- [Records to process]
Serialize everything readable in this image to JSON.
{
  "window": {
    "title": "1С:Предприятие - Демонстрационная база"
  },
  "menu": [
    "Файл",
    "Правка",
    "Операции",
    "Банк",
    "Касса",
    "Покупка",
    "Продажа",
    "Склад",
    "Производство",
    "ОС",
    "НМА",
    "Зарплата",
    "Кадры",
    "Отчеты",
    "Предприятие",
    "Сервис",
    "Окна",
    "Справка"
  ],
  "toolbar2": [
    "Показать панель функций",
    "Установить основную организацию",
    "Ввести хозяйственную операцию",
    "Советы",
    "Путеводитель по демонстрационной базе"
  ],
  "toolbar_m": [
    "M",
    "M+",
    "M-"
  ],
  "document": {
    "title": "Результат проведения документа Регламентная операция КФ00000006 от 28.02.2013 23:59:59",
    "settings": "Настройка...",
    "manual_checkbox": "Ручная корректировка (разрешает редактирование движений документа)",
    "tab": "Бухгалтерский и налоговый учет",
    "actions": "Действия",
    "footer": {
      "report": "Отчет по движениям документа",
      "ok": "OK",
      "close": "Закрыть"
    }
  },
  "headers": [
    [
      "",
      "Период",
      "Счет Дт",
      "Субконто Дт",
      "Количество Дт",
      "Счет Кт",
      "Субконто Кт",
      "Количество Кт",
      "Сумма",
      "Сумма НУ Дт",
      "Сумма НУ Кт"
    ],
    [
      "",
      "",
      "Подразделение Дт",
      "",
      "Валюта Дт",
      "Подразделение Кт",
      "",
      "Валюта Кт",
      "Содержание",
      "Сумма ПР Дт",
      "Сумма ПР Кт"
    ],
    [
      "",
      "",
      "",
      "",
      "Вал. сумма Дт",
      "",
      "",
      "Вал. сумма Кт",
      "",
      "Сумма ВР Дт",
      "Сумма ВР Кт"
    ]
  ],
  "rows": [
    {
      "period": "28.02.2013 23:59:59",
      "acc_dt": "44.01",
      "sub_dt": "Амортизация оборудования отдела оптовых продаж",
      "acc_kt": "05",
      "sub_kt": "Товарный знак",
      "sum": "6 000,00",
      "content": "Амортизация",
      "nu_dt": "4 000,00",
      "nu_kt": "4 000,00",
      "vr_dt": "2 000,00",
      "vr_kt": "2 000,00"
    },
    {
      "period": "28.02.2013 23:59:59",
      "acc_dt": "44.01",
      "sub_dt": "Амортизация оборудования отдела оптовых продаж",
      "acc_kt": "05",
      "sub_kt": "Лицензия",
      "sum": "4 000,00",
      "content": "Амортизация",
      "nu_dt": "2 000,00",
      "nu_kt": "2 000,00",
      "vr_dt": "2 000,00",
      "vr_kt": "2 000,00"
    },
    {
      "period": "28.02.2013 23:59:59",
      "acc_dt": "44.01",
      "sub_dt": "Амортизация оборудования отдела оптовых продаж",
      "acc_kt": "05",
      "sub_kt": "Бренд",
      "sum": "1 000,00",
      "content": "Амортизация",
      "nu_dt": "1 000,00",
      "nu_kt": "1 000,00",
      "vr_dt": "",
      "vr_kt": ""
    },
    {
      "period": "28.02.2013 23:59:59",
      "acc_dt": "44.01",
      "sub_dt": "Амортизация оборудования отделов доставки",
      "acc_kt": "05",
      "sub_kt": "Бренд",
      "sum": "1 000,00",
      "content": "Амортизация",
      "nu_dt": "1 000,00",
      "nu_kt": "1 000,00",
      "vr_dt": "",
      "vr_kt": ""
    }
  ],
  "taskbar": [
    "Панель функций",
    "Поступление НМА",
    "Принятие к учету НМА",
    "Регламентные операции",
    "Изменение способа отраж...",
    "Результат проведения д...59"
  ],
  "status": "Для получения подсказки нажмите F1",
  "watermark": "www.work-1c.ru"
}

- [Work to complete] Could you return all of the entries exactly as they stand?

- [Response box]
Serialize everything readable in this image to JSON.
{
  "window": {
    "title": "1С:Предприятие - Демонстрационная база"
  },
  "menu": [
    "Файл",
    "Правка",
    "Операции",
    "Банк",
    "Касса",
    "Покупка",
    "Продажа",
    "Склад",
    "Производство",
    "ОС",
    "НМА",
    "Зарплата",
    "Кадры",
    "Отчеты",
    "Предприятие",
    "Сервис",
    "Окна",
    "Справка"
  ],
  "toolbar2": [
    "Показать панель функций",
    "Установить основную организацию",
    "Ввести хозяйственную операцию",
    "Советы",
    "Путеводитель по демонстрационной базе"
  ],
  "toolbar_m": [
    "M",
    "M+",
    "M-"
  ],
  "document": {
    "title": "Результат проведения документа Регламентная операция КФ00000006 от 28.02.2013 23:59:59",
    "settings": "Настройка...",
    "manual_checkbox": "Ручная корректировка (разрешает редактирование движений документа)",
    "tab": "Бухгалтерский и налоговый учет",
    "actions": "Действия",
    "footer": {
      "report": "Отчет по движениям документа",
      "ok": "OK",
      "close": "Закрыть"
    }
  },
  "headers": [
    [
      "",
      "Период",
      "Счет Дт",
      "Субконто Дт",
      "Количество Дт",
      "Счет Кт",
      "Субконто Кт",
      "Количество Кт",
      "Сумма",
      "Сумма НУ Дт",
      "Сумма НУ Кт"
    ],
    [
      "",
      "",
      "Подразделение Дт",
      "",
      "Валюта Дт",
      "Подразделение Кт",
      "",
      "Валюта Кт",
      "Содержание",
      "Сумма ПР Дт",
      "Сумма ПР Кт"
    ],
    [
      "",
      "",
      "",
      "",
      "Вал. сумма Дт",
      "",
      "",
      "Вал. сумма Кт",
      "",
      "Сумма ВР Дт",
      "Сумма ВР Кт"
    ]
  ],
  "rows": [
    {
      "period": "28.02.2013 23:59:59",
      "acc_dt": "44.01",
      "sub_dt": "Амортизация оборудования отдела оптовых продаж",
      "acc_kt": "05",
      "sub_kt": "Товарный знак",
      "sum": "6 000,00",
      "content": "Амортизация",
      "nu_dt": "4 000,00",
      "nu_kt": "4 000,00",
      "vr_dt": "2 000,00",
      "vr_kt": "2 000,00"
    },
    {
      "period": "28.02.2013 23:59:59",
      "acc_dt": "44.01",
      "sub_dt": "Амортизация оборудования отдела оптовых продаж",
      "acc_kt": "05",
      "sub_kt": "Лицензия",
      "sum": "4 000,00",
      "content": "Амортизация",
      "nu_dt": "2 000,00",
      "nu_kt": "2 000,00",
      "vr_dt": "2 000,00",
      "vr_kt": "2 000,00"
    },
    {
      "period": "28.02.2013 23:59:59",
      "acc_dt": "44.01",
      "sub_dt": "Амортизация оборудования отдела оптовых продаж",
      "acc_kt": "05",
      "sub_kt": "Бренд",
      "sum": "1 000,00",
      "content": "Амортизация",
      "nu_dt": "1 000,00",
      "nu_kt": "1 000,00",
      "vr_dt": "",
      "vr_kt": ""
    },
    {
      "period": "28.02.2013 23:59:59",
      "acc_dt": "44.01",
      "sub_dt": "Амортизация оборудования отделов доставки",
      "acc_kt": "05",
      "sub_kt": "Бренд",
      "sum": "1 000,00",
      "content": "Амортизация",
      "nu_dt": "1 000,00",
      "nu_kt": "1 000,00",
      "vr_dt": "",
      "vr_kt": ""
    }
  ],
  "taskbar": [
    "Панель функций",
    "Поступление НМА",
    "Принятие к учету НМА",
    "Регламентные операции",
    "Изменение способа отраж...",
    "Результат проведения д...59"
  ],
  "status": "Для получения подсказки нажмите F1",
  "watermark": "www.work-1c.ru"
}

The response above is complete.